BEGIN Given records

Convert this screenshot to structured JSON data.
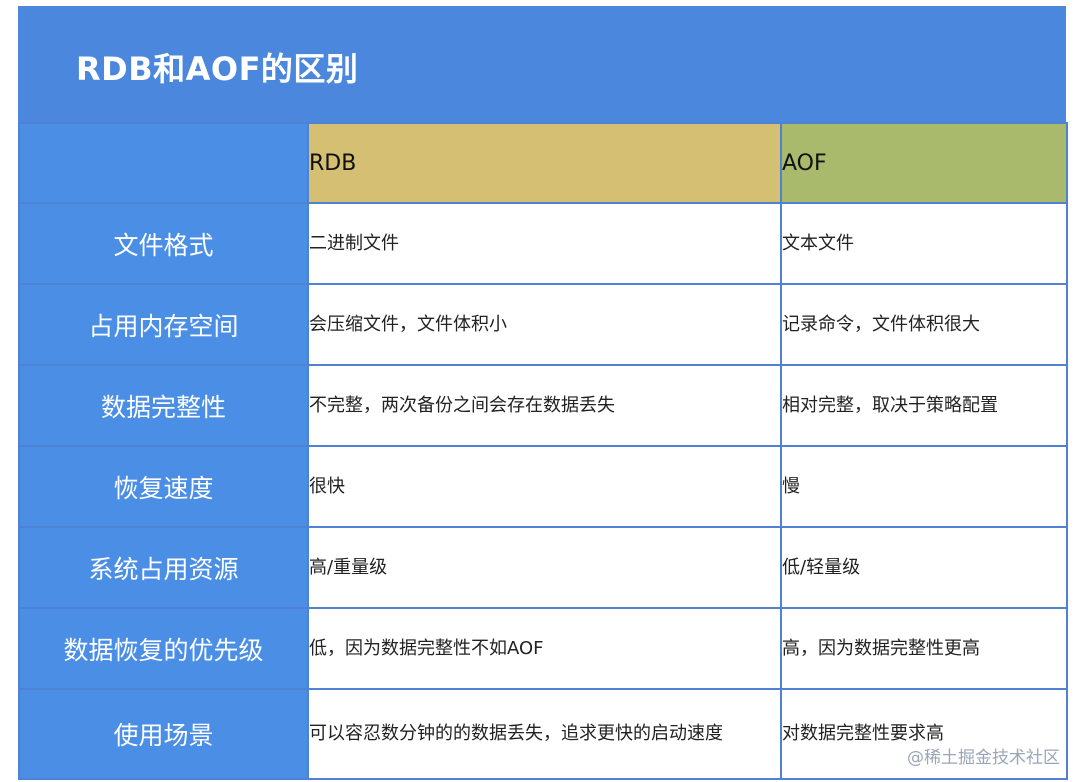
{
  "title": "RDB和AOF的区别",
  "columns": {
    "rdb": "RDB",
    "aof": "AOF"
  },
  "rows": [
    {
      "label": "文件格式",
      "rdb": "二进制文件",
      "aof": "文本文件"
    },
    {
      "label": "占用内存空间",
      "rdb": "会压缩文件，文件体积小",
      "aof": "记录命令，文件体积很大"
    },
    {
      "label": "数据完整性",
      "rdb": "不完整，两次备份之间会存在数据丢失",
      "aof": "相对完整，取决于策略配置"
    },
    {
      "label": "恢复速度",
      "rdb": "很快",
      "aof": "慢"
    },
    {
      "label": "系统占用资源",
      "rdb": "高/重量级",
      "aof": "低/轻量级"
    },
    {
      "label": "数据恢复的优先级",
      "rdb": "低，因为数据完整性不如AOF",
      "aof": "高，因为数据完整性更高"
    },
    {
      "label": "使用场景",
      "rdb": "可以容忍数分钟的的数据丢失，追求更快的启动速度",
      "aof": "对数据完整性要求高"
    }
  ],
  "watermark": "@稀土掘金技术社区"
}
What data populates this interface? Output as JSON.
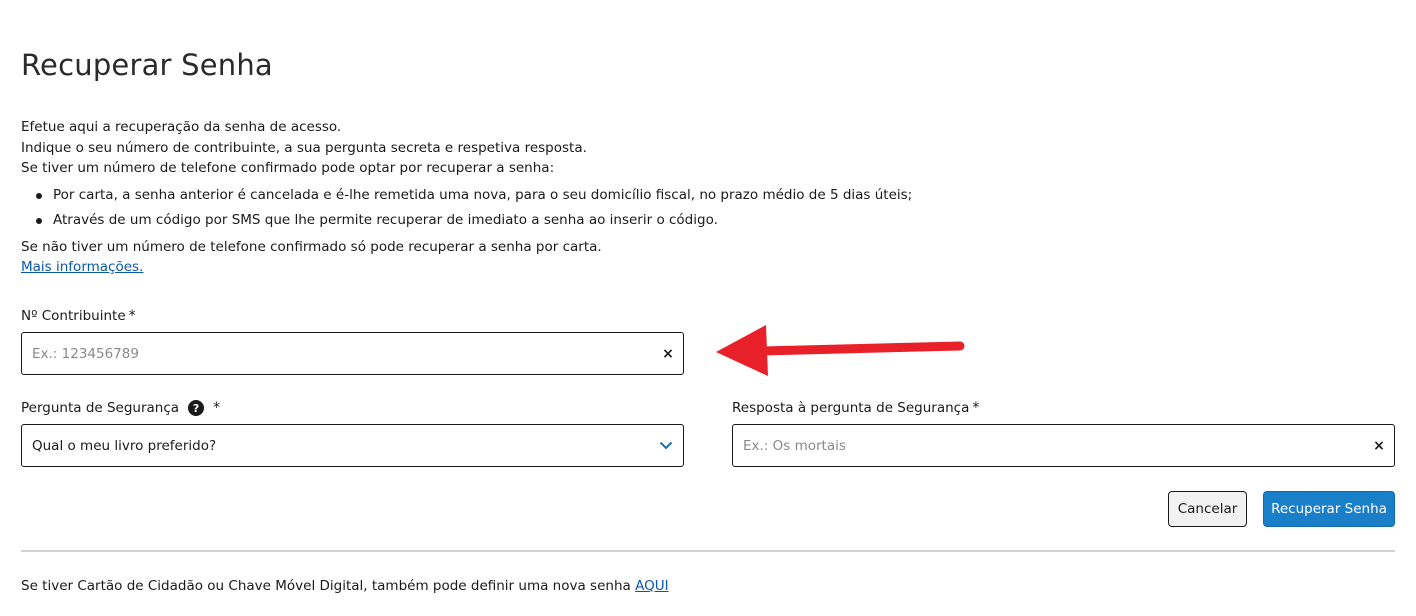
{
  "page": {
    "title": "Recuperar Senha"
  },
  "intro": {
    "line1": "Efetue aqui a recuperação da senha de acesso.",
    "line2": "Indique o seu número de contribuinte, a sua pergunta secreta e respetiva resposta.",
    "line3": "Se tiver um número de telefone confirmado pode optar por recuperar a senha:",
    "bullets": [
      "Por carta, a senha anterior é cancelada e é-lhe remetida uma nova, para o seu domicílio fiscal, no prazo médio de 5 dias úteis;",
      "Através de um código por SMS que lhe permite recuperar de imediato a senha ao inserir o código."
    ],
    "line4": "Se não tiver um número de telefone confirmado só pode recuperar a senha por carta.",
    "more_info_link": "Mais informações."
  },
  "form": {
    "nif": {
      "label": "Nº Contribuinte",
      "required_mark": "*",
      "value": "",
      "placeholder": "Ex.: 123456789",
      "clear_icon": "close-icon"
    },
    "question": {
      "label": "Pergunta de Segurança",
      "help_icon": "?",
      "required_mark": "*",
      "selected": "Qual o meu livro preferido?",
      "chevron_icon": "chevron-down-icon"
    },
    "answer": {
      "label": "Resposta à pergunta de Segurança",
      "required_mark": "*",
      "value": "",
      "placeholder": "Ex.: Os mortais",
      "clear_icon": "close-icon"
    },
    "clear_glyph": "×"
  },
  "buttons": {
    "cancel": "Cancelar",
    "submit": "Recuperar Senha"
  },
  "footer": {
    "text": "Se tiver Cartão de Cidadão ou Chave Móvel Digital, também pode definir uma nova senha",
    "link": "AQUI"
  },
  "colors": {
    "primary": "#1a7fc9",
    "link": "#0a58a8",
    "annotation_arrow": "#e8202a"
  }
}
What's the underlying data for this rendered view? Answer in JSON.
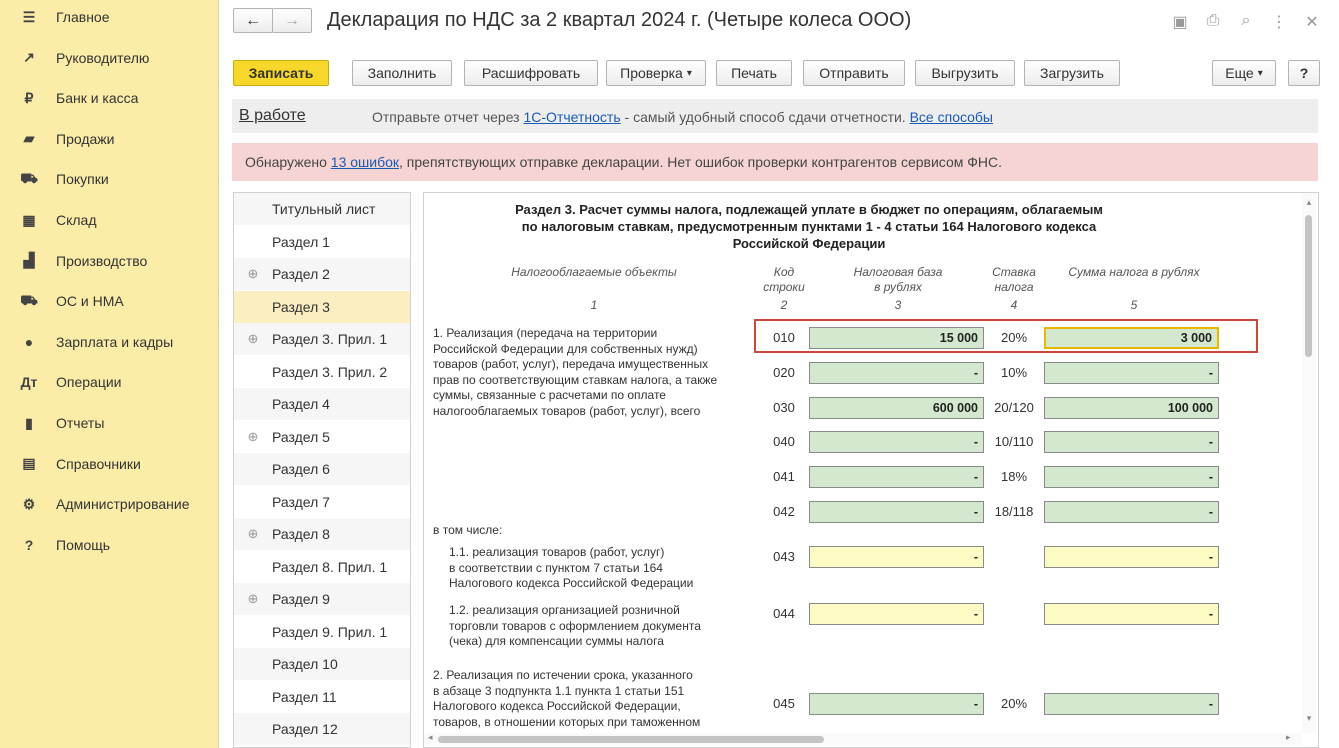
{
  "sidebar": {
    "items": [
      {
        "label": "Главное",
        "icon": "menu-icon",
        "glyph": "☰"
      },
      {
        "label": "Руководителю",
        "icon": "trend-icon",
        "glyph": "↗"
      },
      {
        "label": "Банк и касса",
        "icon": "ruble-coin-icon",
        "glyph": "₽"
      },
      {
        "label": "Продажи",
        "icon": "shopping-bag-icon",
        "glyph": "▰"
      },
      {
        "label": "Покупки",
        "icon": "cart-icon",
        "glyph": "⛟"
      },
      {
        "label": "Склад",
        "icon": "warehouse-icon",
        "glyph": "▦"
      },
      {
        "label": "Производство",
        "icon": "factory-icon",
        "glyph": "▟"
      },
      {
        "label": "ОС и НМА",
        "icon": "truck-icon",
        "glyph": "⛟"
      },
      {
        "label": "Зарплата и кадры",
        "icon": "person-icon",
        "glyph": "●"
      },
      {
        "label": "Операции",
        "icon": "dt-kt-icon",
        "glyph": "Дт"
      },
      {
        "label": "Отчеты",
        "icon": "bar-chart-icon",
        "glyph": "▮"
      },
      {
        "label": "Справочники",
        "icon": "books-icon",
        "glyph": "▤"
      },
      {
        "label": "Администрирование",
        "icon": "gear-icon",
        "glyph": "⚙"
      },
      {
        "label": "Помощь",
        "icon": "question-icon",
        "glyph": "?"
      }
    ]
  },
  "window": {
    "title": "Декларация по НДС за 2 квартал 2024 г. (Четыре колеса ООО)",
    "back_glyph": "←",
    "forward_glyph": "→",
    "icons": [
      "save-icon",
      "print-icon",
      "preview-icon",
      "more-icon",
      "close-icon"
    ],
    "icon_glyphs": [
      "▣",
      "⎙",
      "⌕",
      "⋮",
      "✕"
    ]
  },
  "toolbar": {
    "save": "Записать",
    "fill": "Заполнить",
    "decode": "Расшифровать",
    "check": "Проверка",
    "print": "Печать",
    "send": "Отправить",
    "export": "Выгрузить",
    "import": "Загрузить",
    "more": "Еще",
    "help": "?",
    "dropdown_glyph": "▾"
  },
  "status": {
    "state": "В работе",
    "text_before": "Отправьте отчет через",
    "link1": "1С-Отчетность",
    "text_middle": "- самый удобный способ сдачи отчетности.",
    "link2": "Все способы"
  },
  "alert": {
    "text_before": "Обнаружено",
    "link": "13 ошибок",
    "text_after": ", препятствующих отправке декларации. Нет ошибок проверки контрагентов сервисом ФНС.",
    "color": "#f6d4d4"
  },
  "sections": [
    {
      "label": "Титульный лист",
      "expand": false
    },
    {
      "label": "Раздел 1",
      "expand": false
    },
    {
      "label": "Раздел 2",
      "expand": true
    },
    {
      "label": "Раздел 3",
      "expand": false,
      "selected": true
    },
    {
      "label": "Раздел 3. Прил. 1",
      "expand": true
    },
    {
      "label": "Раздел 3. Прил. 2",
      "expand": false
    },
    {
      "label": "Раздел 4",
      "expand": false
    },
    {
      "label": "Раздел 5",
      "expand": true
    },
    {
      "label": "Раздел 6",
      "expand": false
    },
    {
      "label": "Раздел 7",
      "expand": false
    },
    {
      "label": "Раздел 8",
      "expand": true
    },
    {
      "label": "Раздел 8. Прил. 1",
      "expand": false
    },
    {
      "label": "Раздел 9",
      "expand": true
    },
    {
      "label": "Раздел 9. Прил. 1",
      "expand": false
    },
    {
      "label": "Раздел 10",
      "expand": false
    },
    {
      "label": "Раздел 11",
      "expand": false
    },
    {
      "label": "Раздел 12",
      "expand": false
    }
  ],
  "form": {
    "title_lines": [
      "Раздел 3. Расчет суммы налога, подлежащей уплате в бюджет по операциям, облагаемым",
      "по налоговым ставкам, предусмотренным пунктами 1 - 4 статьи 164 Налогового кодекса",
      "Российской Федерации"
    ],
    "headers": {
      "objects": "Налогооблагаемые объекты",
      "code_l1": "Код",
      "code_l2": "строки",
      "base_l1": "Налоговая база",
      "base_l2": "в рублях",
      "rate_l1": "Ставка",
      "rate_l2": "налога",
      "tax": "Сумма налога в рублях",
      "n1": "1",
      "n2": "2",
      "n3": "3",
      "n4": "4",
      "n5": "5"
    },
    "text_block1": [
      "1. Реализация (передача на территории",
      "Российской Федерации для собственных нужд)",
      "товаров (работ, услуг), передача имущественных",
      "прав по соответствующим ставкам налога, а также",
      "суммы, связанные с расчетами по оплате",
      "налогооблагаемых товаров (работ, услуг), всего"
    ],
    "including": "в том числе:",
    "text_11": [
      "1.1. реализация товаров (работ, услуг)",
      "в соответствии с пунктом 7 статьи 164",
      "Налогового кодекса Российской Федерации"
    ],
    "text_12": [
      "1.2. реализация организацией розничной",
      "торговли товаров с оформлением документа",
      "(чека) для компенсации суммы налога"
    ],
    "text_2": [
      "2. Реализация по истечении срока, указанного",
      "в абзаце 3 подпункта 1.1 пункта 1 статьи 151",
      "Налогового кодекса Российской Федерации,",
      "товаров, в отношении которых при таможенном"
    ],
    "rows": [
      {
        "code": "010",
        "base": "15 000",
        "rate": "20%",
        "tax": "3 000"
      },
      {
        "code": "020",
        "base": "-",
        "rate": "10%",
        "tax": "-"
      },
      {
        "code": "030",
        "base": "600 000",
        "rate": "20/120",
        "tax": "100 000"
      },
      {
        "code": "040",
        "base": "-",
        "rate": "10/110",
        "tax": "-"
      },
      {
        "code": "041",
        "base": "-",
        "rate": "18%",
        "tax": "-"
      },
      {
        "code": "042",
        "base": "-",
        "rate": "18/118",
        "tax": "-"
      },
      {
        "code": "043",
        "base": "-",
        "rate": "",
        "tax": "-"
      },
      {
        "code": "044",
        "base": "-",
        "rate": "",
        "tax": "-"
      },
      {
        "code": "045",
        "base": "-",
        "rate": "20%",
        "tax": "-"
      }
    ],
    "highlight_color": "#c9483c"
  },
  "scroll": {
    "up": "▴",
    "down": "▾",
    "left": "◂",
    "right": "▸"
  }
}
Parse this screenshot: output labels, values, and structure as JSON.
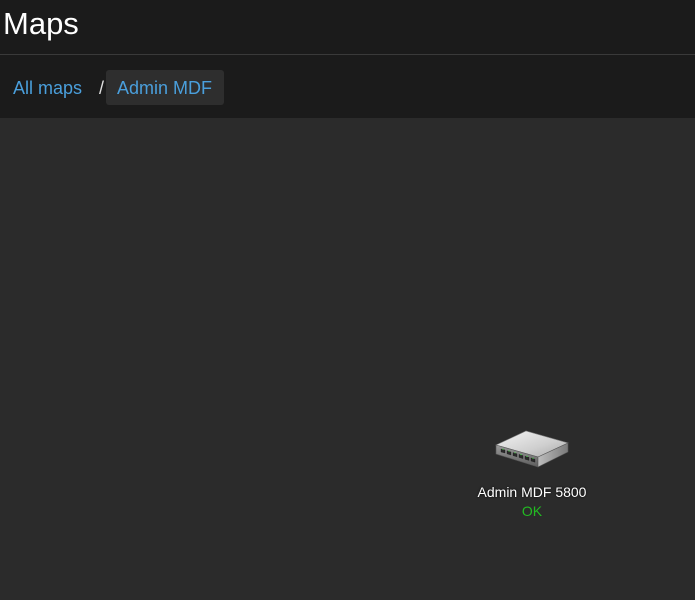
{
  "header": {
    "title": "Maps"
  },
  "breadcrumb": {
    "items": [
      {
        "label": "All maps"
      },
      {
        "label": "Admin MDF"
      }
    ],
    "separator": "/"
  },
  "map": {
    "nodes": [
      {
        "label": "Admin MDF 5800",
        "status": "OK",
        "status_color": "#22bb22",
        "icon": "network-switch-icon"
      }
    ]
  },
  "colors": {
    "link": "#4a9fdc",
    "background": "#1b1b1b",
    "canvas": "#2b2b2b"
  }
}
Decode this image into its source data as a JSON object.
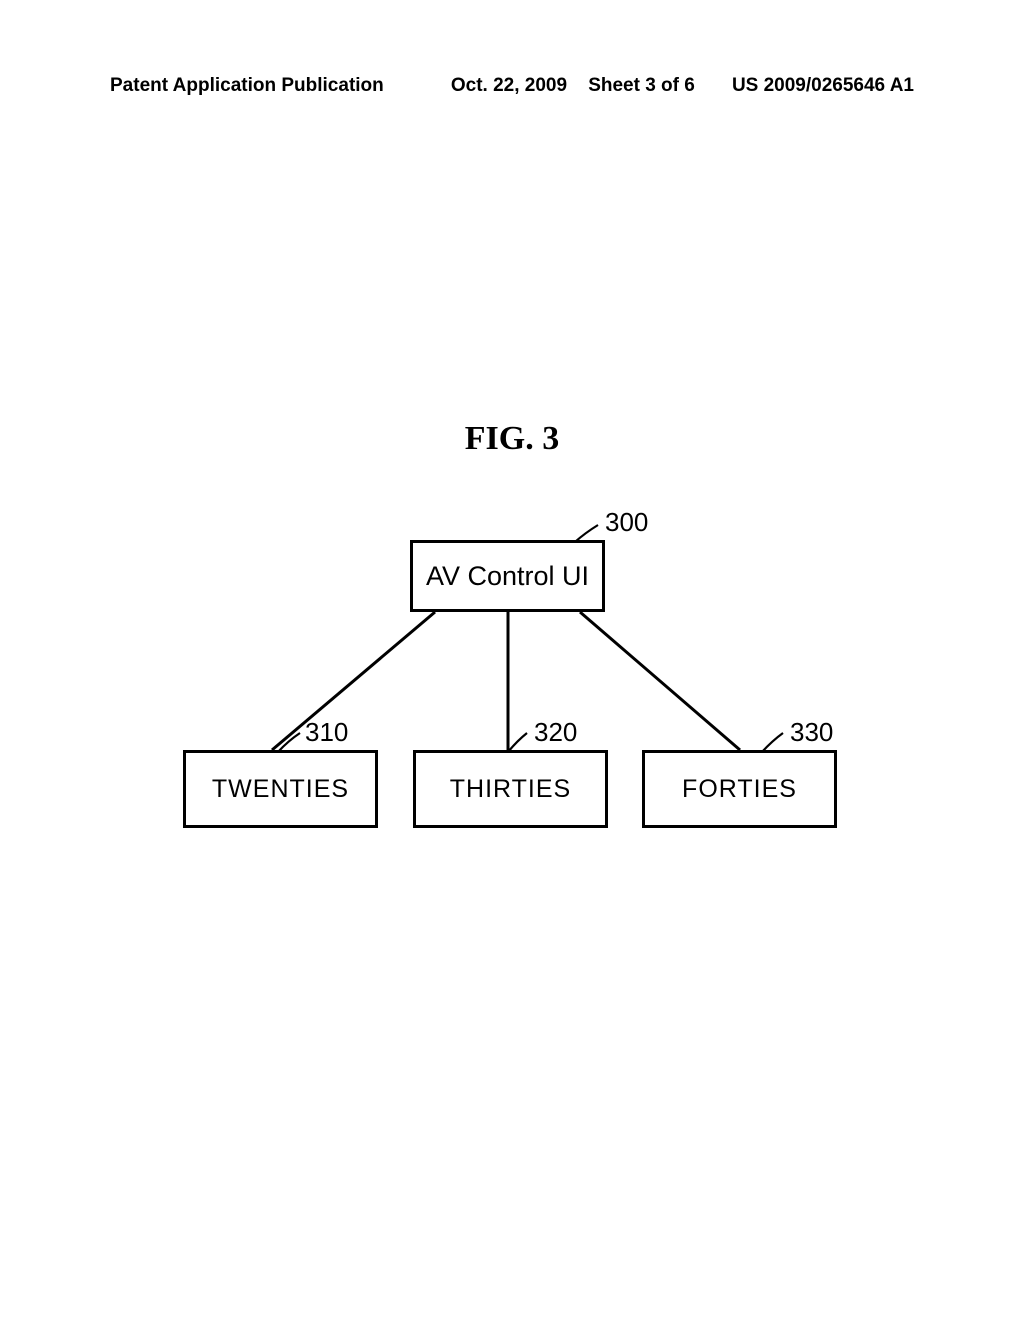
{
  "header": {
    "publication": "Patent Application Publication",
    "date": "Oct. 22, 2009",
    "sheet": "Sheet 3 of 6",
    "docnum": "US 2009/0265646 A1"
  },
  "figure": {
    "title": "FIG.  3"
  },
  "diagram": {
    "root": {
      "label": "AV Control UI",
      "ref": "300"
    },
    "children": [
      {
        "label": "TWENTIES",
        "ref": "310"
      },
      {
        "label": "THIRTIES",
        "ref": "320"
      },
      {
        "label": "FORTIES",
        "ref": "330"
      }
    ]
  }
}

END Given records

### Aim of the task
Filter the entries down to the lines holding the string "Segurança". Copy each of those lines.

### Solution
      "label": "Pergunta de Segurança",
      "label": "Resposta à pergunta de Segurança",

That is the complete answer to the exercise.